Music and Effects Track – Don’t like dialogue? Well we’ve got just the thing for you – just listen to the music and sound effects. Sorry, Dark Side of the Moon is not included in this release.
Original Mono Track – Don’t like to make use of your surround speakers? We’ve got just the thing for you – the original mono track presented, ironically, as a Dolby Digital option. Purists should rejoice though! Oddly, this mono track is not present on the 4K disc.
The Wonderful Wizard of Oz Storybook – Angela Lansbury essentially reads us an abbreviated version of The Wizard of Oz.

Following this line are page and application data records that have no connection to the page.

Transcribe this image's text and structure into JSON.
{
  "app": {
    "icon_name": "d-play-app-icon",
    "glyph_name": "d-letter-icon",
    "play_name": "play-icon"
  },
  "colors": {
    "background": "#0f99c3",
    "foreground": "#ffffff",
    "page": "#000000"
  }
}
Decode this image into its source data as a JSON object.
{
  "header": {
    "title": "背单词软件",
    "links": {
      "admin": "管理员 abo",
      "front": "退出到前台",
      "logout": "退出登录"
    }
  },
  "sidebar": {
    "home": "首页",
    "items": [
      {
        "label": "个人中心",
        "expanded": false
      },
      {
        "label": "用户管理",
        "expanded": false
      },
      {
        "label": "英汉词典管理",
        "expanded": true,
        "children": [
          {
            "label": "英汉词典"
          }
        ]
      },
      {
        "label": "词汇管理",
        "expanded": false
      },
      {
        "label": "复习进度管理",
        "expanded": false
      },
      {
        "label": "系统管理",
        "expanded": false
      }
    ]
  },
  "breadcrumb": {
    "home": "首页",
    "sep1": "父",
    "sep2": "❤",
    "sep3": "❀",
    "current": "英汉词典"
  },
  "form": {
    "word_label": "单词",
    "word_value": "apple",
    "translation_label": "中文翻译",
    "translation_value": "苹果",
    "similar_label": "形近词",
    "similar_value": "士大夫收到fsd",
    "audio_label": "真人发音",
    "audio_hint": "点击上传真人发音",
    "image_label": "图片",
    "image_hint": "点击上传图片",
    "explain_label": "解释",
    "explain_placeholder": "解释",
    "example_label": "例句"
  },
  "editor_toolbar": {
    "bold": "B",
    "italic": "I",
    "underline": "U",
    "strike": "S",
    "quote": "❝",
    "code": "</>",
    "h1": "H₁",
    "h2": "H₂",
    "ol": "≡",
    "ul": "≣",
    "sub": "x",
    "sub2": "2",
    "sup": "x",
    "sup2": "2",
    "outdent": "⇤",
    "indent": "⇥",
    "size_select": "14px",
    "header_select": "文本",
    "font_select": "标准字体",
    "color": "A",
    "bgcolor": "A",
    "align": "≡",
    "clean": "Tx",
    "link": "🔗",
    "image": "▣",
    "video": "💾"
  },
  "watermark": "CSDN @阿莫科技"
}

We Haven’t Really Met Properly – Lansbury again introduces us to a series of shorts that give us a brief overview of the main characters in the movie.
Sing Along – If you’re feeling vocal, I mean really vocal then you can sing along with Dorothy and the gang to the songs in the movie. Included are “Over the Rainbow,” “Munchkinland Medley,” “Follow the Yellow Brick Road/You’re Off to See the Wizard,” “If I Only Had a Brain,” “If I Only Had a Heart,” “We’re Off to See the Wizard,” “If I Only Had the Nerve/We’re Off to See the Wizard,” “Optimistic Voices,” “The Merry Old Land of Oz,” and “If I Were King of the Forest.”
Jukebox – Running at just over an hour, this is a collection of audio recordings from the film. Follow along as we hear Judy Garland cough and starts the song over as well as other various rehearsal and “live” songs are sung.
Still Galleries – Literally hundreds of production photos are at your fingertips for your viewing pleasure. These are divided up into 18 different chapters.
Lux Radio Theater Radio Broadcast – Circa 1950, this Christmas special is essentially an audio version of the film with Judy Garland on hand to reprise her role as Dorothy, albeit in vocal fashion only.
Good News of 1939 Radio Show – Robert Young interviews the cast of this The Wizard of Oz. Presented by Maxwell House – good to the last drop!
Trailers – To see how good the feature films look, just watch any of these 6 trailers included.
The Bottom Line
There are movies and then there are films. The Wizard of Oz is the latter. It’s a title that most likely has been, should and will be on every movie-lover’s shelf. It’s hard to believe that they can continue to make this movie look better, but they do. I shouldn’t even have to list why you need to own this – just get it. It’s quite possibly the perfect movie and it’s never looked better.